Back in the mid 80s, the term “date rape” had just come into common parlance, particularly on college campuses. The rhetoric of the time went something like, Have you ever had sex when you really didn’t want to, or gave in because of what you perceived your partner wanted? Then, young Jedi…listen up…you were raped! My women’s group was abuzz with this language, and frat houses were under particular scrutiny.
Around that time, I had a boyfriend. We had a very active sex life, and didn’t often get out into the world because we were both so drawn to staying home and f*cking.
One day, we had rather half-hearted sex. Aftwards, a tentative conversation ensued, that went something like this.
Me: Are you OK?
Him: Yeah, why?
Me: I don’t know
Him: Were you really into that?
Me: Not especially, but I went ahead with it because I thought you were.
Him: For real?
Him: Because, I wasn’t really into it either, but I went ahead because I thought you were.
We stared at each other, open-mouthed. We both had done something we didn’t really want to do, because of what we perceived the other wanted. So…
Did we rape each other?
Since that time, I’ve seen much more complexities around consent. I’ll present a model for how we could think about that in a moment.
Consent, or rather the lack thereof, has been getting a lot of press lately, particularly around unwanted sexual acts. As I’ve been pondering this, it occurs to me that the principles and underlying values around consent can be taught and practiced completely independently of sex, and in fact apply across the board to many life situations.
For example, from the time my son was a toddler, I made a point not only to stop a physical activity whenever he asked to (like tickling, for example, which he often requested), but also to ask him how it felt to him to say stop and then have me stop. I did this so he would remember what it was like to have his wishes honored when someone asked him to stop. I would remind of this sometimes when he was climbing on me, or interacting with me physically in a particular way that I didn’t enjoy.
Often I would ask him to stop, and he wouldn’t. I would say, “Hey, remember the last time you asked me to stop and I did? What did that feel like? Wasn’t that nice to have me do as you asked? How about you give me the same?” These approaches appealed to my son’s body as a source of knowledge to help him understand the meaning of consent. I like to call this an embodied epistemology.
Embodied epistemology of consent
Epistemology means the study of knowing. It asks, how do we know that we know? When I studied epistemology as part of my philosophy curriculum in college, the answers to these words were…surprise, surprise…more words. Followed by even more words. Never any talk of feelings or bodies.
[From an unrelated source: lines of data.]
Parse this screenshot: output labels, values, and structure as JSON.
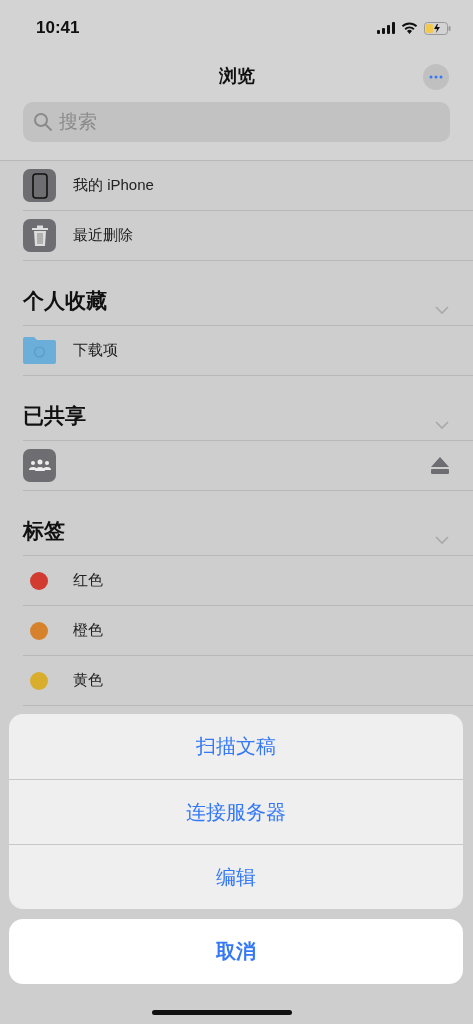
{
  "status_bar": {
    "time": "10:41"
  },
  "nav": {
    "title": "浏览"
  },
  "search": {
    "placeholder": "搜索"
  },
  "locations": [
    {
      "kind": "phone",
      "label": "我的 iPhone"
    },
    {
      "kind": "trash",
      "label": "最近删除"
    }
  ],
  "sections": [
    {
      "title": "个人收藏",
      "expanded": true,
      "items": [
        {
          "kind": "folder",
          "label": "下载项"
        }
      ]
    },
    {
      "title": "已共享",
      "expanded": true,
      "items": [
        {
          "kind": "shared",
          "eject": true
        }
      ]
    },
    {
      "title": "标签",
      "expanded": true,
      "items": [
        {
          "kind": "tag",
          "label": "红色",
          "color": "#d13b30"
        },
        {
          "kind": "tag",
          "label": "橙色",
          "color": "#d6822c"
        },
        {
          "kind": "tag",
          "label": "黄色",
          "color": "#d8ae2c"
        }
      ]
    }
  ],
  "action_sheet": {
    "actions": [
      "扫描文稿",
      "连接服务器",
      "编辑"
    ],
    "cancel": "取消"
  }
}
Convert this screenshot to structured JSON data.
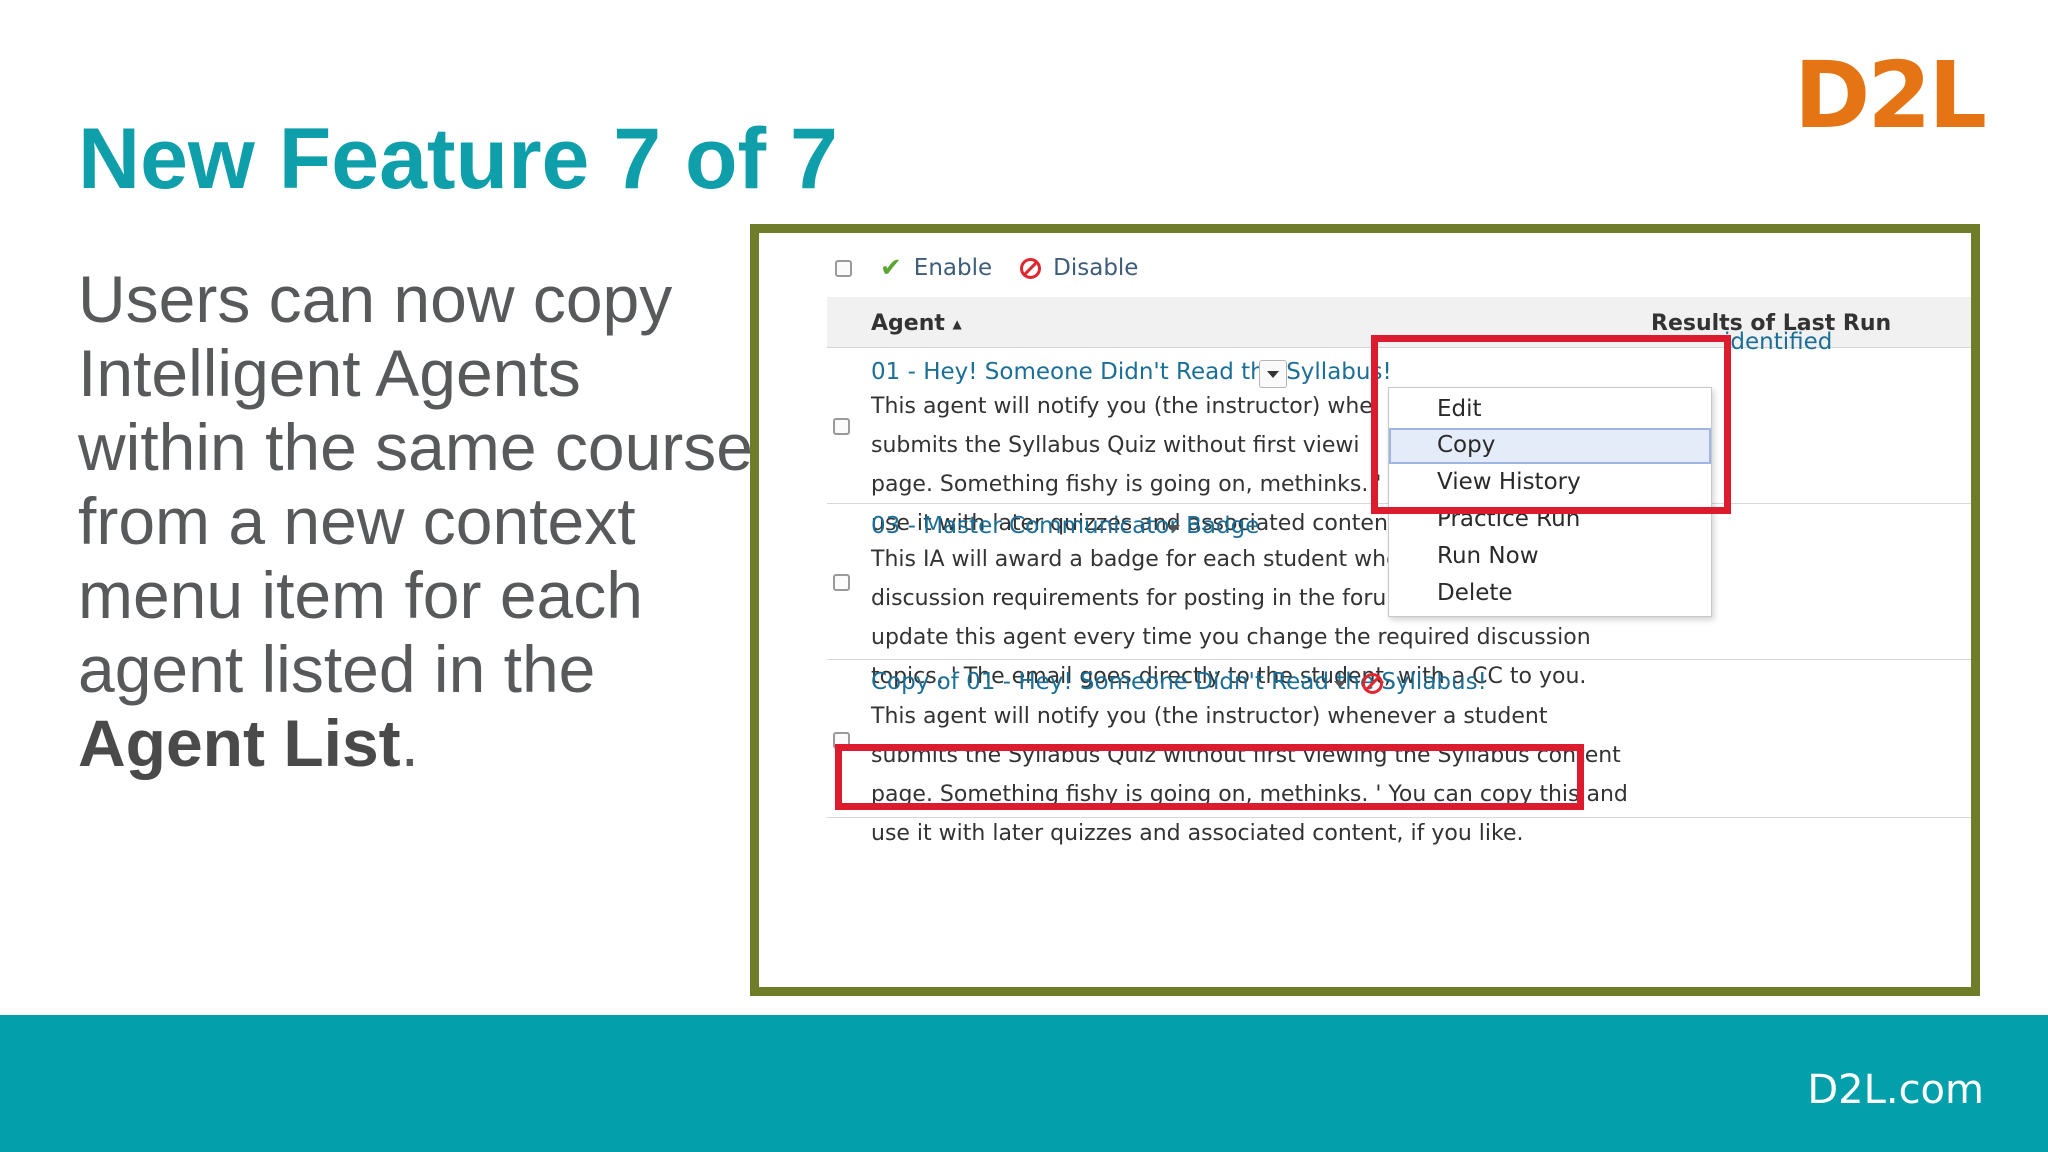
{
  "slide": {
    "title": "New Feature 7 of 7",
    "description_part1": "Users can now copy Intelligent Agents within the same course from a new context menu item for each agent listed in the ",
    "description_bold": "Agent List",
    "description_end": ".",
    "logo": "D2L",
    "footer": "D2L.com"
  },
  "colors": {
    "title": "#0f9fab",
    "logo": "#e57514",
    "footer_bar": "#03a0ab",
    "frame_border": "#6f7c2a",
    "highlight": "#dc1b2e"
  },
  "toolbar": {
    "enable_label": "Enable",
    "disable_label": "Disable",
    "enable_icon": "checkmark-icon",
    "disable_icon": "ban-icon"
  },
  "table": {
    "col_agent": "Agent",
    "sort_indicator": "▲",
    "col_results": "Results of Last Run",
    "rows": [
      {
        "name": "01 - Hey! Someone Didn't Read the Syllabus!",
        "description": [
          "This agent will notify you (the instructor) whe",
          "submits the Syllabus Quiz without first viewi",
          "page. Something fishy is going on, methinks. '",
          "use it with later quizzes and associated conten"
        ],
        "result": "identified"
      },
      {
        "name": "03 - Master Communicator Badge",
        "description": [
          "This IA will award a badge for each student who completes all of the",
          "discussion requirements for posting in the forums. ' You may need to",
          "update this agent every time you change the required discussion",
          "topics. ' The email goes directly to the student, with a CC to you."
        ]
      },
      {
        "name": "Copy of 01 - Hey! Someone Didn't Read the Syllabus!",
        "description": [
          "This agent will notify you (the instructor) whenever a student",
          "submits the Syllabus Quiz without first viewing the Syllabus content",
          "page. Something fishy is going on, methinks. ' You can copy this and",
          "use it with later quizzes and associated content, if you like."
        ]
      }
    ]
  },
  "context_menu": {
    "items": [
      "Edit",
      "Copy",
      "View History",
      "Practice Run",
      "Run Now",
      "Delete"
    ],
    "selected": "Copy"
  }
}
Today, I am less interested in words about knowing than I am in how how we can get better at factoring in our embodied knowledge. In my own life, I find that the more I speak from my internal, embodied awareness about what I want, the more connected I feel to myself and to those I love. From this connected place, I can more honestly and awarely communicate my wants and needs, and the definitive yeses, nos, and what-about-this-way responses that fully express what’s inside me.
Clearly, my college boyfriend and I both lacked the ability and willingness to speak up about not being a Hell Yes to sex in that instance. It also could have been that, given how into each other we were, we both thought that having sex with the other person when we were not 100% yes was not the worst thing in the world.
From a more modern perspective, Matthias Schwenteck’s presentation of Betty Martin’s Wheel of consent, we were both on the left side:
In both my boyfriend’s and my minds, we were both serving and allowing. I didn’t see any shadow side to it, and still don’t. But how did we get there? And how can we do better?
I’ll be posting about these questions all week leading up to the workshop this weekend on Deep Consent, where we’ll play with these kinds of things with real, live, juicy humans!
The next topic up is, What do we bring to the table in how we approach consent? By this, I mean, what are our assumptions and behavior patterns around consent? How were we raised and socialized to think about consent? Please share your thoughts below, I may incorporate them into the next post.